Stored dataset items
>>

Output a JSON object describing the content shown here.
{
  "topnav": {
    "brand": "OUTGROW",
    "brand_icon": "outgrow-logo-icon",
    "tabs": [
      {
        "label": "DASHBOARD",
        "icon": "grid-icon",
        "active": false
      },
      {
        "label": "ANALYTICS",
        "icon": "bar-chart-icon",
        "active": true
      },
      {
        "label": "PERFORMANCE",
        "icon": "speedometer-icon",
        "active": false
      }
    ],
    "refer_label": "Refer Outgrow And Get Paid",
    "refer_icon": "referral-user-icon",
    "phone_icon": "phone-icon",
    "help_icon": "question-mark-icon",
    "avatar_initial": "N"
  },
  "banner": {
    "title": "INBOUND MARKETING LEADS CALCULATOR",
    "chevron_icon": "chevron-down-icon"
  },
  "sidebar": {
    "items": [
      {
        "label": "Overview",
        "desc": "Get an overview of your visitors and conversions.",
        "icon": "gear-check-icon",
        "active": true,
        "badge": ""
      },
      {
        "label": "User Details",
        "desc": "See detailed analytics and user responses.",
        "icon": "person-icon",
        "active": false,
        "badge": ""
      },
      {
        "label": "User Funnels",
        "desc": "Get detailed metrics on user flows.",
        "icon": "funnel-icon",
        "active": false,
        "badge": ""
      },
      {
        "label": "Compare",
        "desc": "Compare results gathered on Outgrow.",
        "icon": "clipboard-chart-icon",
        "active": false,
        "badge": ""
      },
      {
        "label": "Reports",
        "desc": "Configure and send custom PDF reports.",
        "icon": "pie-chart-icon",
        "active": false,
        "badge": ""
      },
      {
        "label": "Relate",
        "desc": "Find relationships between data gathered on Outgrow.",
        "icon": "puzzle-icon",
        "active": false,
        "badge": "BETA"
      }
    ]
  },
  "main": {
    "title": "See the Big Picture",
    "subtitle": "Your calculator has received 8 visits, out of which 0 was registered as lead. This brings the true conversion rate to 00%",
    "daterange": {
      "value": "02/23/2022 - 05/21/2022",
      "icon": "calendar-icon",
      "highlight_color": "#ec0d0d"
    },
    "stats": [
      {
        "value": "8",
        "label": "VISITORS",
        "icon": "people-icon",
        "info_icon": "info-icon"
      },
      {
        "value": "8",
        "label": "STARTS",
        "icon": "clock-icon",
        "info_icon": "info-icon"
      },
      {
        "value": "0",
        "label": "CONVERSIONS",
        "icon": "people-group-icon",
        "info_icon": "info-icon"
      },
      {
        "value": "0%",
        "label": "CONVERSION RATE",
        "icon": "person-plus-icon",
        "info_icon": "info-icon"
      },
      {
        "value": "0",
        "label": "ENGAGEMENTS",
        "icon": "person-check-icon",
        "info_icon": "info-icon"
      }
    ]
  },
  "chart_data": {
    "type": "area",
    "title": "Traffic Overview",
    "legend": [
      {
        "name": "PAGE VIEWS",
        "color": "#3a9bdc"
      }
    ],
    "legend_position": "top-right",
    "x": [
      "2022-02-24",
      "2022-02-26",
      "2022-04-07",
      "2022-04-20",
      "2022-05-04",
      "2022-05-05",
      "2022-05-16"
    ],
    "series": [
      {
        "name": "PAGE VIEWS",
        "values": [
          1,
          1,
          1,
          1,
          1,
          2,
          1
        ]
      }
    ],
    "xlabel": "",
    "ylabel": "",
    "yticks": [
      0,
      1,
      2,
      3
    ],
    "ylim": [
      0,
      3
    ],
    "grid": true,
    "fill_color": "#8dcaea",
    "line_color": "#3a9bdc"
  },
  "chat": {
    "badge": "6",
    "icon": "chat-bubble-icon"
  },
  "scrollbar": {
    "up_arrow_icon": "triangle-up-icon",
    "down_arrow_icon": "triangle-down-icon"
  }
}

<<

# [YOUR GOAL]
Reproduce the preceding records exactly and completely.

# [TASK OUTPUT]
Output a JSON object describing the content shown here.
{
  "topnav": {
    "brand": "OUTGROW",
    "brand_icon": "outgrow-logo-icon",
    "tabs": [
      {
        "label": "DASHBOARD",
        "icon": "grid-icon",
        "active": false
      },
      {
        "label": "ANALYTICS",
        "icon": "bar-chart-icon",
        "active": true
      },
      {
        "label": "PERFORMANCE",
        "icon": "speedometer-icon",
        "active": false
      }
    ],
    "refer_label": "Refer Outgrow And Get Paid",
    "refer_icon": "referral-user-icon",
    "phone_icon": "phone-icon",
    "help_icon": "question-mark-icon",
    "avatar_initial": "N"
  },
  "banner": {
    "title": "INBOUND MARKETING LEADS CALCULATOR",
    "chevron_icon": "chevron-down-icon"
  },
  "sidebar": {
    "items": [
      {
        "label": "Overview",
        "desc": "Get an overview of your visitors and conversions.",
        "icon": "gear-check-icon",
        "active": true,
        "badge": ""
      },
      {
        "label": "User Details",
        "desc": "See detailed analytics and user responses.",
        "icon": "person-icon",
        "active": false,
        "badge": ""
      },
      {
        "label": "User Funnels",
        "desc": "Get detailed metrics on user flows.",
        "icon": "funnel-icon",
        "active": false,
        "badge": ""
      },
      {
        "label": "Compare",
        "desc": "Compare results gathered on Outgrow.",
        "icon": "clipboard-chart-icon",
        "active": false,
        "badge": ""
      },
      {
        "label": "Reports",
        "desc": "Configure and send custom PDF reports.",
        "icon": "pie-chart-icon",
        "active": false,
        "badge": ""
      },
      {
        "label": "Relate",
        "desc": "Find relationships between data gathered on Outgrow.",
        "icon": "puzzle-icon",
        "active": false,
        "badge": "BETA"
      }
    ]
  },
  "main": {
    "title": "See the Big Picture",
    "subtitle": "Your calculator has received 8 visits, out of which 0 was registered as lead. This brings the true conversion rate to 00%",
    "daterange": {
      "value": "02/23/2022 - 05/21/2022",
      "icon": "calendar-icon",
      "highlight_color": "#ec0d0d"
    },
    "stats": [
      {
        "value": "8",
        "label": "VISITORS",
        "icon": "people-icon",
        "info_icon": "info-icon"
      },
      {
        "value": "8",
        "label": "STARTS",
        "icon": "clock-icon",
        "info_icon": "info-icon"
      },
      {
        "value": "0",
        "label": "CONVERSIONS",
        "icon": "people-group-icon",
        "info_icon": "info-icon"
      },
      {
        "value": "0%",
        "label": "CONVERSION RATE",
        "icon": "person-plus-icon",
        "info_icon": "info-icon"
      },
      {
        "value": "0",
        "label": "ENGAGEMENTS",
        "icon": "person-check-icon",
        "info_icon": "info-icon"
      }
    ]
  },
  "chart_data": {
    "type": "area",
    "title": "Traffic Overview",
    "legend": [
      {
        "name": "PAGE VIEWS",
        "color": "#3a9bdc"
      }
    ],
    "legend_position": "top-right",
    "x": [
      "2022-02-24",
      "2022-02-26",
      "2022-04-07",
      "2022-04-20",
      "2022-05-04",
      "2022-05-05",
      "2022-05-16"
    ],
    "series": [
      {
        "name": "PAGE VIEWS",
        "values": [
          1,
          1,
          1,
          1,
          1,
          2,
          1
        ]
      }
    ],
    "xlabel": "",
    "ylabel": "",
    "yticks": [
      0,
      1,
      2,
      3
    ],
    "ylim": [
      0,
      3
    ],
    "grid": true,
    "fill_color": "#8dcaea",
    "line_color": "#3a9bdc"
  },
  "chat": {
    "badge": "6",
    "icon": "chat-bubble-icon"
  },
  "scrollbar": {
    "up_arrow_icon": "triangle-up-icon",
    "down_arrow_icon": "triangle-down-icon"
  }
}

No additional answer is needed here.